> _Task description_:
Although the records contain pictures, only their text should be repeated, exactly as it stands.
[Records shown — start]
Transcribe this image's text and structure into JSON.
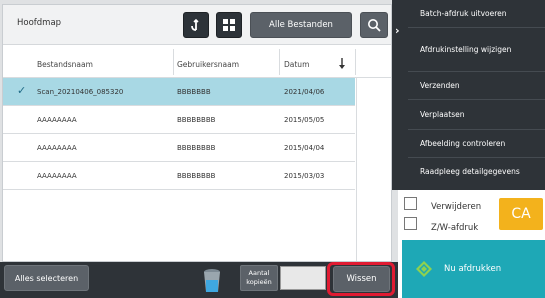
{
  "header": {
    "folder_title": "Hoofdmap",
    "filter_label": "Alle Bestanden"
  },
  "table": {
    "columns": [
      "Bestandsnaam",
      "Gebruikersnaam",
      "Datum"
    ],
    "rows": [
      {
        "name": "Scan_20210406_085320",
        "user": "BBBBBBB",
        "date": "2021/04/06",
        "selected": true
      },
      {
        "name": "AAAAAAAA",
        "user": "BBBBBBBB",
        "date": "2015/05/05",
        "selected": false
      },
      {
        "name": "AAAAAAAA",
        "user": "BBBBBBBB",
        "date": "2015/04/04",
        "selected": false
      },
      {
        "name": "AAAAAAAA",
        "user": "BBBBBBBB",
        "date": "2015/03/03",
        "selected": false
      }
    ]
  },
  "bottom": {
    "select_all_label": "Alles selecteren",
    "copies_label_line1": "Aantal",
    "copies_label_line2": "kopieën",
    "copies_value": "",
    "clear_label": "Wissen"
  },
  "menu": {
    "items": [
      "Batch-afdruk uitvoeren",
      "Afdrukinstelling wijzigen",
      "Verzenden",
      "Verplaatsen",
      "Afbeelding controleren",
      "Raadpleeg detailgegevens"
    ]
  },
  "options": {
    "delete_label": "Verwijderen",
    "bw_label": "Z/W-afdruk",
    "ca_label": "CA",
    "print_now_label": "Nu afdrukken"
  },
  "icons": [
    "refresh-icon",
    "grid-view-icon",
    "search-icon",
    "sort-desc-icon",
    "checkmark-icon",
    "chevron-right-icon",
    "trash-icon",
    "print-start-icon"
  ],
  "colors": {
    "selected_row": "#a8d8e4",
    "dark_panel": "#2e3338",
    "print_button": "#1ea8b6",
    "ca_button": "#f3b21c",
    "highlight": "#e01b32"
  }
}
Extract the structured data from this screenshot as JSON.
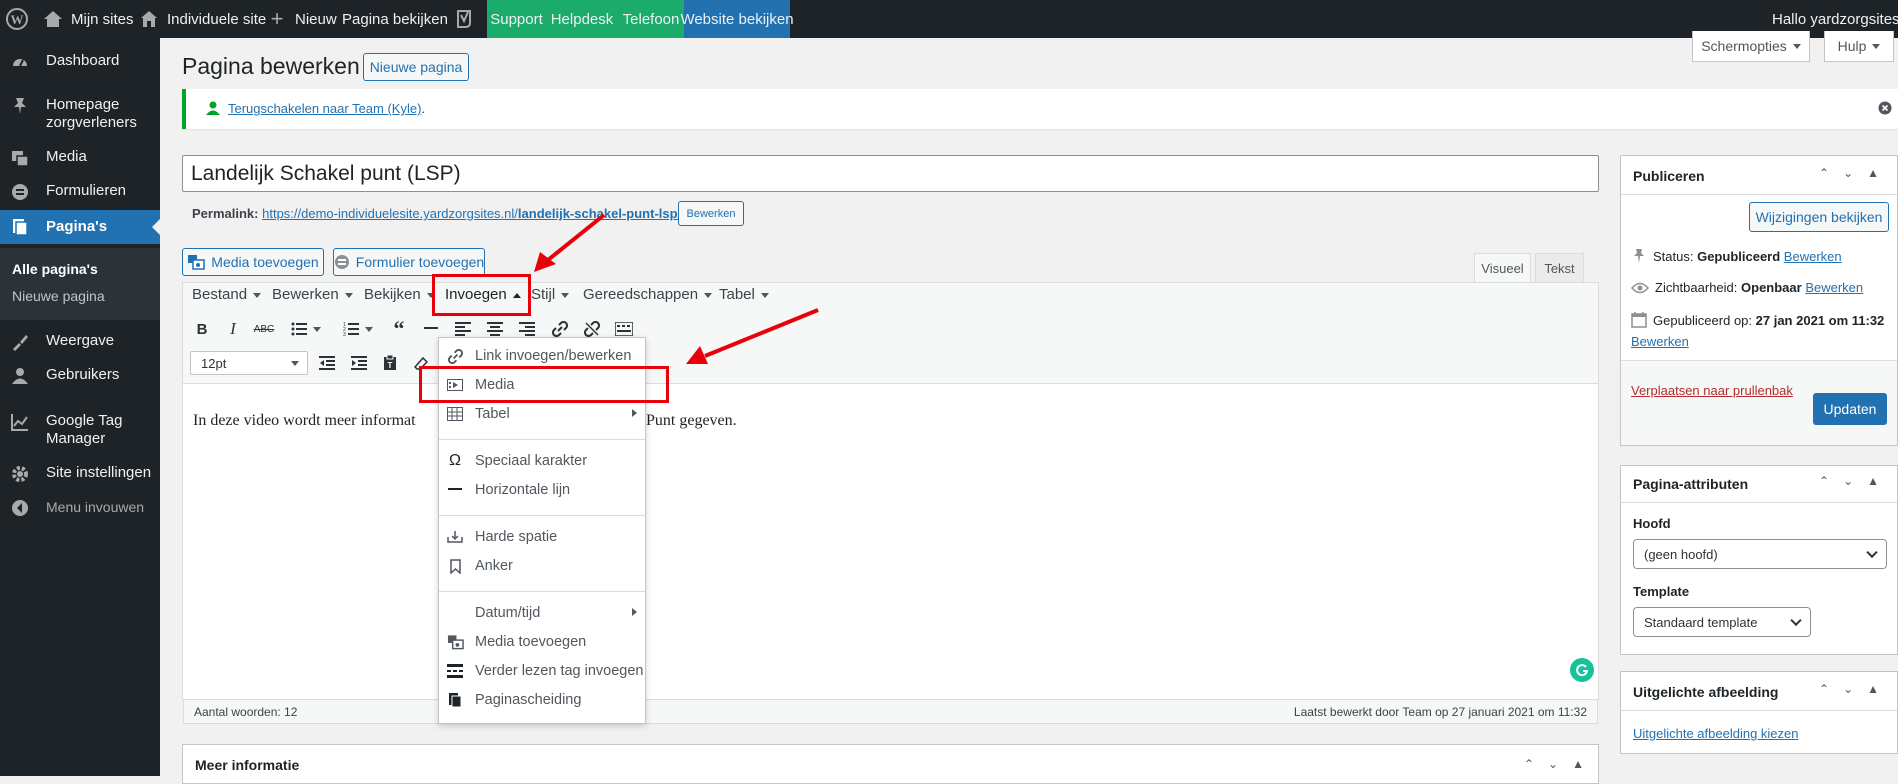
{
  "adminbar": {
    "my_sites": "Mijn sites",
    "site": "Individuele site",
    "new": "Nieuw",
    "view_page": "Pagina bekijken",
    "support": "Support",
    "helpdesk": "Helpdesk",
    "telefoon": "Telefoon",
    "view_website": "Website bekijken",
    "greeting": "Hallo yardzorgsites"
  },
  "sidebar": {
    "items": [
      {
        "label": "Dashboard",
        "icon": "dashboard-icon"
      },
      {
        "label": "Homepage zorgverleners",
        "icon": "pin-icon"
      },
      {
        "label": "Media",
        "icon": "media-icon"
      },
      {
        "label": "Formulieren",
        "icon": "forms-icon"
      },
      {
        "label": "Pagina's",
        "icon": "pages-icon"
      },
      {
        "label": "Weergave",
        "icon": "appearance-icon"
      },
      {
        "label": "Gebruikers",
        "icon": "users-icon"
      },
      {
        "label": "Google Tag Manager",
        "icon": "chart-icon"
      },
      {
        "label": "Site instellingen",
        "icon": "gear-icon"
      },
      {
        "label": "Menu invouwen",
        "icon": "collapse-icon"
      }
    ],
    "submenu": [
      "Alle pagina's",
      "Nieuwe pagina"
    ]
  },
  "screen_options": "Schermopties",
  "help": "Hulp",
  "page_title": "Pagina bewerken",
  "new_page_button": "Nieuwe pagina",
  "notice": {
    "link": "Terugschakelen naar Team (Kyle)",
    "suffix": "."
  },
  "post_title": "Landelijk Schakel punt (LSP)",
  "permalink": {
    "label": "Permalink:",
    "url_prefix": "https://demo-individuelesite.yardzorgsites.nl/",
    "slug": "landelijk-schakel-punt-lsp",
    "url_suffix": "/",
    "edit": "Bewerken"
  },
  "media_button": "Media toevoegen",
  "form_button": "Formulier toevoegen",
  "tabs": {
    "visual": "Visueel",
    "text": "Tekst"
  },
  "menubar": [
    "Bestand",
    "Bewerken",
    "Bekijken",
    "Invoegen",
    "Stijl",
    "Gereedschappen",
    "Tabel"
  ],
  "fontsize": "12pt",
  "content_start": "In deze video wordt meer informat",
  "content_end": "Punt gegeven.",
  "dropdown": [
    {
      "label": "Link invoegen/bewerken",
      "icon": "link-icon"
    },
    {
      "label": "Media",
      "icon": "media-icon"
    },
    {
      "label": "Tabel",
      "icon": "table-icon",
      "submenu": true
    },
    {
      "label": "Speciaal karakter",
      "icon": "omega-icon"
    },
    {
      "label": "Horizontale lijn",
      "icon": "horizontal-line-icon"
    },
    {
      "label": "Harde spatie",
      "icon": "nonbreaking-icon"
    },
    {
      "label": "Anker",
      "icon": "bookmark-icon"
    },
    {
      "label": "Datum/tijd",
      "icon": "",
      "submenu": true
    },
    {
      "label": "Media toevoegen",
      "icon": "add-media-icon"
    },
    {
      "label": "Verder lezen tag invoegen",
      "icon": "more-tag-icon"
    },
    {
      "label": "Paginascheiding",
      "icon": "page-break-icon"
    }
  ],
  "status_bar": {
    "words": "Aantal woorden: 12",
    "last_edited": "Laatst bewerkt door Team op 27 januari 2021 om 11:32"
  },
  "more_info": "Meer informatie",
  "publish": {
    "title": "Publiceren",
    "preview_button": "Wijzigingen bekijken",
    "status_label": "Status:",
    "status_value": "Gepubliceerd",
    "visibility_label": "Zichtbaarheid:",
    "visibility_value": "Openbaar",
    "published_label": "Gepubliceerd op:",
    "published_value": "27 jan 2021 om 11:32",
    "edit": "Bewerken",
    "trash": "Verplaatsen naar prullenbak",
    "update_button": "Updaten"
  },
  "page_attributes": {
    "title": "Pagina-attributen",
    "parent_label": "Hoofd",
    "parent_value": "(geen hoofd)",
    "template_label": "Template",
    "template_value": "Standaard template"
  },
  "featured_image": {
    "title": "Uitgelichte afbeelding",
    "link": "Uitgelichte afbeelding kiezen"
  },
  "colors": {
    "primary": "#2271b1",
    "admin_dark": "#1d2327",
    "highlight_red": "#e8000b",
    "green": "#1bab6b"
  }
}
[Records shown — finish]
> _Solved problem_:
Transcribe this image's text and structure into JSON.
{
  "header": {
    "folder_title": "Hoofdmap",
    "filter_label": "Alle Bestanden"
  },
  "table": {
    "columns": [
      "Bestandsnaam",
      "Gebruikersnaam",
      "Datum"
    ],
    "rows": [
      {
        "name": "Scan_20210406_085320",
        "user": "BBBBBBB",
        "date": "2021/04/06",
        "selected": true
      },
      {
        "name": "AAAAAAAA",
        "user": "BBBBBBBB",
        "date": "2015/05/05",
        "selected": false
      },
      {
        "name": "AAAAAAAA",
        "user": "BBBBBBBB",
        "date": "2015/04/04",
        "selected": false
      },
      {
        "name": "AAAAAAAA",
        "user": "BBBBBBBB",
        "date": "2015/03/03",
        "selected": false
      }
    ]
  },
  "bottom": {
    "select_all_label": "Alles selecteren",
    "copies_label_line1": "Aantal",
    "copies_label_line2": "kopieën",
    "copies_value": "",
    "clear_label": "Wissen"
  },
  "menu": {
    "items": [
      "Batch-afdruk uitvoeren",
      "Afdrukinstelling wijzigen",
      "Verzenden",
      "Verplaatsen",
      "Afbeelding controleren",
      "Raadpleeg detailgegevens"
    ]
  },
  "options": {
    "delete_label": "Verwijderen",
    "bw_label": "Z/W-afdruk",
    "ca_label": "CA",
    "print_now_label": "Nu afdrukken"
  },
  "icons": [
    "refresh-icon",
    "grid-view-icon",
    "search-icon",
    "sort-desc-icon",
    "checkmark-icon",
    "chevron-right-icon",
    "trash-icon",
    "print-start-icon"
  ],
  "colors": {
    "selected_row": "#a8d8e4",
    "dark_panel": "#2e3338",
    "print_button": "#1ea8b6",
    "ca_button": "#f3b21c",
    "highlight": "#e01b32"
  }
}
Extract the structured data from this screenshot as JSON.
{
  "adminbar": {
    "my_sites": "Mijn sites",
    "site": "Individuele site",
    "new": "Nieuw",
    "view_page": "Pagina bekijken",
    "support": "Support",
    "helpdesk": "Helpdesk",
    "telefoon": "Telefoon",
    "view_website": "Website bekijken",
    "greeting": "Hallo yardzorgsites"
  },
  "sidebar": {
    "items": [
      {
        "label": "Dashboard",
        "icon": "dashboard-icon"
      },
      {
        "label": "Homepage zorgverleners",
        "icon": "pin-icon"
      },
      {
        "label": "Media",
        "icon": "media-icon"
      },
      {
        "label": "Formulieren",
        "icon": "forms-icon"
      },
      {
        "label": "Pagina's",
        "icon": "pages-icon"
      },
      {
        "label": "Weergave",
        "icon": "appearance-icon"
      },
      {
        "label": "Gebruikers",
        "icon": "users-icon"
      },
      {
        "label": "Google Tag Manager",
        "icon": "chart-icon"
      },
      {
        "label": "Site instellingen",
        "icon": "gear-icon"
      },
      {
        "label": "Menu invouwen",
        "icon": "collapse-icon"
      }
    ],
    "submenu": [
      "Alle pagina's",
      "Nieuwe pagina"
    ]
  },
  "screen_options": "Schermopties",
  "help": "Hulp",
  "page_title": "Pagina bewerken",
  "new_page_button": "Nieuwe pagina",
  "notice": {
    "link": "Terugschakelen naar Team (Kyle)",
    "suffix": "."
  },
  "post_title": "Landelijk Schakel punt (LSP)",
  "permalink": {
    "label": "Permalink:",
    "url_prefix": "https://demo-individuelesite.yardzorgsites.nl/",
    "slug": "landelijk-schakel-punt-lsp",
    "url_suffix": "/",
    "edit": "Bewerken"
  },
  "media_button": "Media toevoegen",
  "form_button": "Formulier toevoegen",
  "tabs": {
    "visual": "Visueel",
    "text": "Tekst"
  },
  "menubar": [
    "Bestand",
    "Bewerken",
    "Bekijken",
    "Invoegen",
    "Stijl",
    "Gereedschappen",
    "Tabel"
  ],
  "fontsize": "12pt",
  "content_start": "In deze video wordt meer informat",
  "content_end": "Punt gegeven.",
  "dropdown": [
    {
      "label": "Link invoegen/bewerken",
      "icon": "link-icon"
    },
    {
      "label": "Media",
      "icon": "media-icon"
    },
    {
      "label": "Tabel",
      "icon": "table-icon",
      "submenu": true
    },
    {
      "label": "Speciaal karakter",
      "icon": "omega-icon"
    },
    {
      "label": "Horizontale lijn",
      "icon": "horizontal-line-icon"
    },
    {
      "label": "Harde spatie",
      "icon": "nonbreaking-icon"
    },
    {
      "label": "Anker",
      "icon": "bookmark-icon"
    },
    {
      "label": "Datum/tijd",
      "icon": "",
      "submenu": true
    },
    {
      "label": "Media toevoegen",
      "icon": "add-media-icon"
    },
    {
      "label": "Verder lezen tag invoegen",
      "icon": "more-tag-icon"
    },
    {
      "label": "Paginascheiding",
      "icon": "page-break-icon"
    }
  ],
  "status_bar": {
    "words": "Aantal woorden: 12",
    "last_edited": "Laatst bewerkt door Team op 27 januari 2021 om 11:32"
  },
  "more_info": "Meer informatie",
  "publish": {
    "title": "Publiceren",
    "preview_button": "Wijzigingen bekijken",
    "status_label": "Status:",
    "status_value": "Gepubliceerd",
    "visibility_label": "Zichtbaarheid:",
    "visibility_value": "Openbaar",
    "published_label": "Gepubliceerd op:",
    "published_value": "27 jan 2021 om 11:32",
    "edit": "Bewerken",
    "trash": "Verplaatsen naar prullenbak",
    "update_button": "Updaten"
  },
  "page_attributes": {
    "title": "Pagina-attributen",
    "parent_label": "Hoofd",
    "parent_value": "(geen hoofd)",
    "template_label": "Template",
    "template_value": "Standaard template"
  },
  "featured_image": {
    "title": "Uitgelichte afbeelding",
    "link": "Uitgelichte afbeelding kiezen"
  },
  "colors": {
    "primary": "#2271b1",
    "admin_dark": "#1d2327",
    "highlight_red": "#e8000b",
    "green": "#1bab6b"
  }
}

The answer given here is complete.